═════ Task inputs

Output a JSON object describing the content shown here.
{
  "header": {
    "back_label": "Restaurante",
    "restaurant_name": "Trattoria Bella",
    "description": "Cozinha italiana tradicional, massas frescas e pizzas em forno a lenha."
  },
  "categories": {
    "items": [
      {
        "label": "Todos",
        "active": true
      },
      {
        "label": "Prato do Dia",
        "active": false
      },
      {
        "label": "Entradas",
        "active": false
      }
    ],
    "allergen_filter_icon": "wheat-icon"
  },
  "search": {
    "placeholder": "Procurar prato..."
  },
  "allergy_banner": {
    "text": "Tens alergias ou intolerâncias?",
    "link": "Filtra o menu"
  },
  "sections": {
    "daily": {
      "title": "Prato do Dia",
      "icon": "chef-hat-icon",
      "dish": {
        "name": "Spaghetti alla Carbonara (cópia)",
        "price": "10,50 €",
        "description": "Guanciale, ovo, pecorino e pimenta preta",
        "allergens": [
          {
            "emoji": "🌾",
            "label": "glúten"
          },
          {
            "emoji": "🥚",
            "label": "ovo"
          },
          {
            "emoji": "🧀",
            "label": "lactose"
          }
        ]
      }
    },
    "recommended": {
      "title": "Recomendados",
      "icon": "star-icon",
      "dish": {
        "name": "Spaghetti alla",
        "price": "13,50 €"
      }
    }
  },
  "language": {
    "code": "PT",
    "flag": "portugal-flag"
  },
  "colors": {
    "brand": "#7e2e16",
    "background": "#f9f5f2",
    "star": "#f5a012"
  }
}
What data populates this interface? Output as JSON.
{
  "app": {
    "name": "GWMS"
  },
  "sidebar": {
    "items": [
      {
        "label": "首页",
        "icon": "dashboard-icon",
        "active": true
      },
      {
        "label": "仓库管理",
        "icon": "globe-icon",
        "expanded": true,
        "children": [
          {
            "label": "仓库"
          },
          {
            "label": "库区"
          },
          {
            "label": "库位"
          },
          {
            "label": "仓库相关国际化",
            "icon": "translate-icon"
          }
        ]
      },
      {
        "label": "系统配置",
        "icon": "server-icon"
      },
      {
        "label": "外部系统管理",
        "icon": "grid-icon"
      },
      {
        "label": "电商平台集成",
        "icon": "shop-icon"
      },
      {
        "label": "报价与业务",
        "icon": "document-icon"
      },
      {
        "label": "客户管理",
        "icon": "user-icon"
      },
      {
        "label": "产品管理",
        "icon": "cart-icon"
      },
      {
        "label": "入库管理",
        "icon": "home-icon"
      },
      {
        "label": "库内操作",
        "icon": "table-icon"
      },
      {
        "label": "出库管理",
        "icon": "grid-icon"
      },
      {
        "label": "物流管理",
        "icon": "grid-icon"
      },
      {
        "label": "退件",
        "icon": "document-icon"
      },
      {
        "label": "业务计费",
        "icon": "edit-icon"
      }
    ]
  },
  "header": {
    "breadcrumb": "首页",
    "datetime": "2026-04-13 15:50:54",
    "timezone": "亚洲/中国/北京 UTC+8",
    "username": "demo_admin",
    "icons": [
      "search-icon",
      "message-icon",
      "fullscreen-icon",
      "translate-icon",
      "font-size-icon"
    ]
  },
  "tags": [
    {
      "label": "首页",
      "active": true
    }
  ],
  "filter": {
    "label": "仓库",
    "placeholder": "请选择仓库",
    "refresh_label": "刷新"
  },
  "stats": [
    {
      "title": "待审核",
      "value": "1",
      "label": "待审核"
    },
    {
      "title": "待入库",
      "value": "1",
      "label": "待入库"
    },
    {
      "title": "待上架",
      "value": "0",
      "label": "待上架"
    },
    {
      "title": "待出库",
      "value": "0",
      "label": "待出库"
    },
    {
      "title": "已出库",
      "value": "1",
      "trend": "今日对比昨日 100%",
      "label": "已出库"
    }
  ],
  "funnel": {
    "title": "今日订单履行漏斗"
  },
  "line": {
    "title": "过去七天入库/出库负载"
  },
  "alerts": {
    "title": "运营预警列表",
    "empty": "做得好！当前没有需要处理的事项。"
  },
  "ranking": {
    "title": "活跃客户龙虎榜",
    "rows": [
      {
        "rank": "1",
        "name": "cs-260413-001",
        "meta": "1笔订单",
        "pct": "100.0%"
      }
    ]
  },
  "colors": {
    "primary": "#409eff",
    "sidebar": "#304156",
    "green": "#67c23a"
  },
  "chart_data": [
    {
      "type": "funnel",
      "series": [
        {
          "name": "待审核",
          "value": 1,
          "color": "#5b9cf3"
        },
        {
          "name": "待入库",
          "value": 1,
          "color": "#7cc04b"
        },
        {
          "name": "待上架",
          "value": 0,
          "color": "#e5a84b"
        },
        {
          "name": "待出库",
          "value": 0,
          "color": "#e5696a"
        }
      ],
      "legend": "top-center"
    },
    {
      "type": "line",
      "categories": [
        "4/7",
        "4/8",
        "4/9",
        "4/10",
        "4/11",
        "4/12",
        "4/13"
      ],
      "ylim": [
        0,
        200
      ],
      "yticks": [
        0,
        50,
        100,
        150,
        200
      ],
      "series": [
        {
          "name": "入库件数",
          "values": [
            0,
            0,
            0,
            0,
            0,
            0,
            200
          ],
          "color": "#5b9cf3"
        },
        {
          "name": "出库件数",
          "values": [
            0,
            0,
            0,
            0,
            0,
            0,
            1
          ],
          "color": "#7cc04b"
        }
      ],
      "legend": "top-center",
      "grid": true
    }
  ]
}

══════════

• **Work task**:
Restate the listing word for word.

• **Response to this exercise**:
Output a JSON object describing the content shown here.
{
  "header": {
    "back_label": "Restaurante",
    "restaurant_name": "Trattoria Bella",
    "description": "Cozinha italiana tradicional, massas frescas e pizzas em forno a lenha."
  },
  "categories": {
    "items": [
      {
        "label": "Todos",
        "active": true
      },
      {
        "label": "Prato do Dia",
        "active": false
      },
      {
        "label": "Entradas",
        "active": false
      }
    ],
    "allergen_filter_icon": "wheat-icon"
  },
  "search": {
    "placeholder": "Procurar prato..."
  },
  "allergy_banner": {
    "text": "Tens alergias ou intolerâncias?",
    "link": "Filtra o menu"
  },
  "sections": {
    "daily": {
      "title": "Prato do Dia",
      "icon": "chef-hat-icon",
      "dish": {
        "name": "Spaghetti alla Carbonara (cópia)",
        "price": "10,50 €",
        "description": "Guanciale, ovo, pecorino e pimenta preta",
        "allergens": [
          {
            "emoji": "🌾",
            "label": "glúten"
          },
          {
            "emoji": "🥚",
            "label": "ovo"
          },
          {
            "emoji": "🧀",
            "label": "lactose"
          }
        ]
      }
    },
    "recommended": {
      "title": "Recomendados",
      "icon": "star-icon",
      "dish": {
        "name": "Spaghetti alla",
        "price": "13,50 €"
      }
    }
  },
  "language": {
    "code": "PT",
    "flag": "portugal-flag"
  },
  "colors": {
    "brand": "#7e2e16",
    "background": "#f9f5f2",
    "star": "#f5a012"
  }
}
What data populates this interface? Output as JSON.
{
  "app": {
    "name": "GWMS"
  },
  "sidebar": {
    "items": [
      {
        "label": "首页",
        "icon": "dashboard-icon",
        "active": true
      },
      {
        "label": "仓库管理",
        "icon": "globe-icon",
        "expanded": true,
        "children": [
          {
            "label": "仓库"
          },
          {
            "label": "库区"
          },
          {
            "label": "库位"
          },
          {
            "label": "仓库相关国际化",
            "icon": "translate-icon"
          }
        ]
      },
      {
        "label": "系统配置",
        "icon": "server-icon"
      },
      {
        "label": "外部系统管理",
        "icon": "grid-icon"
      },
      {
        "label": "电商平台集成",
        "icon": "shop-icon"
      },
      {
        "label": "报价与业务",
        "icon": "document-icon"
      },
      {
        "label": "客户管理",
        "icon": "user-icon"
      },
      {
        "label": "产品管理",
        "icon": "cart-icon"
      },
      {
        "label": "入库管理",
        "icon": "home-icon"
      },
      {
        "label": "库内操作",
        "icon": "table-icon"
      },
      {
        "label": "出库管理",
        "icon": "grid-icon"
      },
      {
        "label": "物流管理",
        "icon": "grid-icon"
      },
      {
        "label": "退件",
        "icon": "document-icon"
      },
      {
        "label": "业务计费",
        "icon": "edit-icon"
      }
    ]
  },
  "header": {
    "breadcrumb": "首页",
    "datetime": "2026-04-13 15:50:54",
    "timezone": "亚洲/中国/北京 UTC+8",
    "username": "demo_admin",
    "icons": [
      "search-icon",
      "message-icon",
      "fullscreen-icon",
      "translate-icon",
      "font-size-icon"
    ]
  },
  "tags": [
    {
      "label": "首页",
      "active": true
    }
  ],
  "filter": {
    "label": "仓库",
    "placeholder": "请选择仓库",
    "refresh_label": "刷新"
  },
  "stats": [
    {
      "title": "待审核",
      "value": "1",
      "label": "待审核"
    },
    {
      "title": "待入库",
      "value": "1",
      "label": "待入库"
    },
    {
      "title": "待上架",
      "value": "0",
      "label": "待上架"
    },
    {
      "title": "待出库",
      "value": "0",
      "label": "待出库"
    },
    {
      "title": "已出库",
      "value": "1",
      "trend": "今日对比昨日 100%",
      "label": "已出库"
    }
  ],
  "funnel": {
    "title": "今日订单履行漏斗"
  },
  "line": {
    "title": "过去七天入库/出库负载"
  },
  "alerts": {
    "title": "运营预警列表",
    "empty": "做得好！当前没有需要处理的事项。"
  },
  "ranking": {
    "title": "活跃客户龙虎榜",
    "rows": [
      {
        "rank": "1",
        "name": "cs-260413-001",
        "meta": "1笔订单",
        "pct": "100.0%"
      }
    ]
  },
  "colors": {
    "primary": "#409eff",
    "sidebar": "#304156",
    "green": "#67c23a"
  },
  "chart_data": [
    {
      "type": "funnel",
      "series": [
        {
          "name": "待审核",
          "value": 1,
          "color": "#5b9cf3"
        },
        {
          "name": "待入库",
          "value": 1,
          "color": "#7cc04b"
        },
        {
          "name": "待上架",
          "value": 0,
          "color": "#e5a84b"
        },
        {
          "name": "待出库",
          "value": 0,
          "color": "#e5696a"
        }
      ],
      "legend": "top-center"
    },
    {
      "type": "line",
      "categories": [
        "4/7",
        "4/8",
        "4/9",
        "4/10",
        "4/11",
        "4/12",
        "4/13"
      ],
      "ylim": [
        0,
        200
      ],
      "yticks": [
        0,
        50,
        100,
        150,
        200
      ],
      "series": [
        {
          "name": "入库件数",
          "values": [
            0,
            0,
            0,
            0,
            0,
            0,
            200
          ],
          "color": "#5b9cf3"
        },
        {
          "name": "出库件数",
          "values": [
            0,
            0,
            0,
            0,
            0,
            0,
            1
          ],
          "color": "#7cc04b"
        }
      ],
      "legend": "top-center",
      "grid": true
    }
  ]
}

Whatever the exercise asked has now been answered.